Sunday’s Finish: 36th
Current 2010 Owner Points Ranking: 36th (-7)
After a quiet run in Fontana last week, the struggles of the only rookie in Sunday’s field were on display at the beginning and end of the race. On lap 2, Conway brought out the first caution when he slipped in the marble-strewn upper groove in turn 1, scraping up the passenger-side of his Ford while bending the splitter. To his credit, Conway avoided tearing up his right-front fender when the tire went flat, an impressive feat for a freshman learning the ropes. That allowed him to finish the race under power, though not until he slapped the wall once more with 39 laps to go. Now on the outside of the Top 35 – but just barely – a good goal for Conway should be a quiet, top-25 run. However, combined with the Top-35 battle, the lingering obstacle of Bristol and its SAFER barrier-narrowed groove surely “looms large” in this rookie’s mind.
Must Qualify on Speed Through Bristol
No. 82 – Scott Speed (Team Red Bull)
2009 Owner Points Ranking: 36th
Incoming 2010 Owner Points Ranking: 15th (+112)
Sunday’s Finish: 22nd
Current 2010 Owner Points Ranking: 16th (+135)
Another day, another four laps led thanks to pit strategy, another top-25 finish makes the story of Formula 1 export Speed’s resurgence in 2010 that much more encouraging. After scoring the Lucky Dog on lap 89, Speed stayed out during the second “caution light” caution on lap 108 and led the field to green on lap 113. While his run at the front did not last as long as Daytona’s – he was shuffled out of the lead by turn 1 – it nevertheless kept the surprising sophomore towards the front of the pack during an ensuing 100-plus laps of green-flag racing. In the end, Speed was the first car one lap down, and hopes to keep things headed in the right direction at Atlanta with a spot in the Top 35 all but assured – for now.

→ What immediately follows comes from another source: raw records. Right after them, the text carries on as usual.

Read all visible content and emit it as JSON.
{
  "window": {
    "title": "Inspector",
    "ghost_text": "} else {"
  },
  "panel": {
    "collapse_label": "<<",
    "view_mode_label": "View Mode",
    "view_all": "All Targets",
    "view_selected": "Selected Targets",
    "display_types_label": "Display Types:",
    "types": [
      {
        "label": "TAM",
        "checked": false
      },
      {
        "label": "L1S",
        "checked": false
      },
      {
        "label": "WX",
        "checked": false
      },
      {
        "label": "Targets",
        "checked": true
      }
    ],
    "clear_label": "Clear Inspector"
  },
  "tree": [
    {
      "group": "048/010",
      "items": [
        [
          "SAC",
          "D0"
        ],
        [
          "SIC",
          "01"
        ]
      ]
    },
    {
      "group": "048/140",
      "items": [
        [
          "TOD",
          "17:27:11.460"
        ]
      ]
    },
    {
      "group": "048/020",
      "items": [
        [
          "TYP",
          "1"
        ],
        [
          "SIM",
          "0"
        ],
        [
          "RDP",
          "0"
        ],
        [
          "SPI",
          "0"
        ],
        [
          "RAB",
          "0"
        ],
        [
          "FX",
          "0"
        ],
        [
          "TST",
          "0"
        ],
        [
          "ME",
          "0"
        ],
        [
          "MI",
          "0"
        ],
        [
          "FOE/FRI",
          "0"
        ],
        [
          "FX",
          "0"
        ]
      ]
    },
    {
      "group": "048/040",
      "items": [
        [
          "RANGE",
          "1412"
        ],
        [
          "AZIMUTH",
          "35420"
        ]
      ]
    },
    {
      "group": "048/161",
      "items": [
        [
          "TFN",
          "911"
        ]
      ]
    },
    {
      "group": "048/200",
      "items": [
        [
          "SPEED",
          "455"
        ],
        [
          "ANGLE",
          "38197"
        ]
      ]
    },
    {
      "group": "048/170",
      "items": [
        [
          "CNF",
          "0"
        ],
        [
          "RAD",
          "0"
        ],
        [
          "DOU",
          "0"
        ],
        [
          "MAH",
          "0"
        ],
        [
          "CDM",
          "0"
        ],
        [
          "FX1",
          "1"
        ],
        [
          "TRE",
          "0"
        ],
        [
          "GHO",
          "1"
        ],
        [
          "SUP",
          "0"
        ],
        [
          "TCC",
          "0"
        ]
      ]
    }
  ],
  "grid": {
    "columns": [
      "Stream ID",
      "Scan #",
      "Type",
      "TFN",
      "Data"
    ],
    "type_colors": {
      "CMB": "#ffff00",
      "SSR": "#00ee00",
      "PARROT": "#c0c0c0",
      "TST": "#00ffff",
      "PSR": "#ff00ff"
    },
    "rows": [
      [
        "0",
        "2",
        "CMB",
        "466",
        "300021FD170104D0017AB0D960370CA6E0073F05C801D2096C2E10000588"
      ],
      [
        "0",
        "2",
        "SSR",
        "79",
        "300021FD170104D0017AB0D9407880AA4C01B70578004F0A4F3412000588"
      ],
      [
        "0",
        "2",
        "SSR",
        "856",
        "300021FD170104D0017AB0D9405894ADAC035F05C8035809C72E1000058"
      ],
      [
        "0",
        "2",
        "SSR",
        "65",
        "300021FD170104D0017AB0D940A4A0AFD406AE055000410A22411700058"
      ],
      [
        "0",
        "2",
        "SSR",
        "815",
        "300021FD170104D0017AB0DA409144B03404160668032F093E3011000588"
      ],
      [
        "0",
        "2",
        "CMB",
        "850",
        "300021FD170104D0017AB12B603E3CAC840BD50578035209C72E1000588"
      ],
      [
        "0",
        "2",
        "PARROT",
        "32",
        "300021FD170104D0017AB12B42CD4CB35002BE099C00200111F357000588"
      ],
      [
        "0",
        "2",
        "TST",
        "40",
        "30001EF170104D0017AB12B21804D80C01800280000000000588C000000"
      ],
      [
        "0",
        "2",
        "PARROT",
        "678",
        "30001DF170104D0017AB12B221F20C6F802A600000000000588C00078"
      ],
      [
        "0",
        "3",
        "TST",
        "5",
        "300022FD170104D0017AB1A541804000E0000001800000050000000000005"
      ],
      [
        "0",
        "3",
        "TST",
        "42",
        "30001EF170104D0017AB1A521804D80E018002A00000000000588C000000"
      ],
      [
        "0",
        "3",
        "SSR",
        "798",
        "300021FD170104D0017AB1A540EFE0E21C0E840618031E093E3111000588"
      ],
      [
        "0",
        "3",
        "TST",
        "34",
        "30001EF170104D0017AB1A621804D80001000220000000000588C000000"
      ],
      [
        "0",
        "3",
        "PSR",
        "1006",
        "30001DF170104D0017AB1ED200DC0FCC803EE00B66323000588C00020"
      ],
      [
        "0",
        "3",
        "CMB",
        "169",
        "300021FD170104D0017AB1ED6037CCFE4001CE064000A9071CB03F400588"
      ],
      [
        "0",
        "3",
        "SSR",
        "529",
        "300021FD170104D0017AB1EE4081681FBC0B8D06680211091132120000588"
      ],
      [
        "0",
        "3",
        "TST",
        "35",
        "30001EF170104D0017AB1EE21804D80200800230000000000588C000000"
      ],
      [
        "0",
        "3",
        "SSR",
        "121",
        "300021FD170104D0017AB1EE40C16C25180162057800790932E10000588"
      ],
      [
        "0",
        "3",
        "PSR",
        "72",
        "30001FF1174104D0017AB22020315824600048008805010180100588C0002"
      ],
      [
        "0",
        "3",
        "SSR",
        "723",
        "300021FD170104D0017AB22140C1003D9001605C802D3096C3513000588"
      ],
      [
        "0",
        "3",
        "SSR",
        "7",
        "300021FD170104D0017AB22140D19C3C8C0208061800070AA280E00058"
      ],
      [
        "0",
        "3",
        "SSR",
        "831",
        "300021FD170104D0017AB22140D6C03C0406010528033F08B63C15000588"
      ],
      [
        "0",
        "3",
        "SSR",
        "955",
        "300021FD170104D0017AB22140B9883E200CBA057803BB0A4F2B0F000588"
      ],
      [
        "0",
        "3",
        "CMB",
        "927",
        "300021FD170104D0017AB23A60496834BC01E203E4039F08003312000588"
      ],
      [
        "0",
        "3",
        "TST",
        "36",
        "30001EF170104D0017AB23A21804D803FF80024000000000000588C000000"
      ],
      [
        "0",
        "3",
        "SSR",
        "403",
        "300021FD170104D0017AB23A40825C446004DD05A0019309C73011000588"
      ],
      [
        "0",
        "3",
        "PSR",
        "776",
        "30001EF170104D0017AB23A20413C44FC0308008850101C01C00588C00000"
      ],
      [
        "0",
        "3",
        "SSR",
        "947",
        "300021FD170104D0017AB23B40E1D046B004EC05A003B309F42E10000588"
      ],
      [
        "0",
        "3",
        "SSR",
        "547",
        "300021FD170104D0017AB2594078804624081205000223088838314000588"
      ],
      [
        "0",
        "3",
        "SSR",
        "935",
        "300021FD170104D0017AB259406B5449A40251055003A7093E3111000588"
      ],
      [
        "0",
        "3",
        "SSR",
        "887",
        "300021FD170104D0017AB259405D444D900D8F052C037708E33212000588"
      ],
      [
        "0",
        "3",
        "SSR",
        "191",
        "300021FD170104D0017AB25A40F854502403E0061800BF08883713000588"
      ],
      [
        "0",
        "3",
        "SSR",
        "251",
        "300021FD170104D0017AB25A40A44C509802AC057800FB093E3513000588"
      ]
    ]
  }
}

No. 71 – Bobby Labonte (TRG Motorsports)
2009 Owner Points Ranking: 37th
Incoming 2010 Owner Points Ranking: 25th (+48)
Sunday’s Finish: 38th
Current 2010 Owner Points Ranking: 30th (+18)
Though he brought a new chassis to Las Vegas, Labonte’s disappointing 29th-place qualifying run ended up foreshadowing trouble to come. On Sunday, lap 41 saw his TaxSlayer.com Chevrolet suddenly fall off the pace on the backstretch with what was supposedly an oil leak. After spending a significant amount of time inside the garage, the No. 71 returned to the track but pitted on at least two other occasions, putting him over 50 laps off the pace. However, that extra effort moved him past the five cars who failed to finish, gaining him a little more breathing room inside this year’s Top 35. The veteran now hopes for better luck at Atlanta, arguably his best track since its redesign back in 1997, in order to rebuild that cushion.
No. 36 – Mike Bliss (Tommy Baldwin Racing)
2009 Owner Points Ranking: 41st
Incoming 2010 Owner Points Ranking: 35th (on the bubble)
Sunday’s Finish: 39th
Current 2010 Owner Points Ranking: 39th (-33)
Bliss and Tommy Baldwin Racing arrived in Las Vegas with one-off sponsorship from Kim Kardashian’s perfume line and a tenuous grasp on the Top 35 after a 22nd-place finish at Fontana. Bliss started 30th for Sunday’s race, but was unable to hold that position for long. On lap 46, a cut tire slammed his Chevrolet hard into the turn 2 wall, bringing out the second caution flag of the race. However, as with Said in his No. 26, Bliss and crew fought for every last point, returning to the track for nearly 100 more laps and edging Said for 39th by a single circuit before pulling behind the wall for good. Dropping down to 39th in owner points, they’re only just 33 markers outside the Top 35 – meaning a top 25 at Atlanta with the car intact should put Bliss back on the right side of the “bubble” heading to Bristol.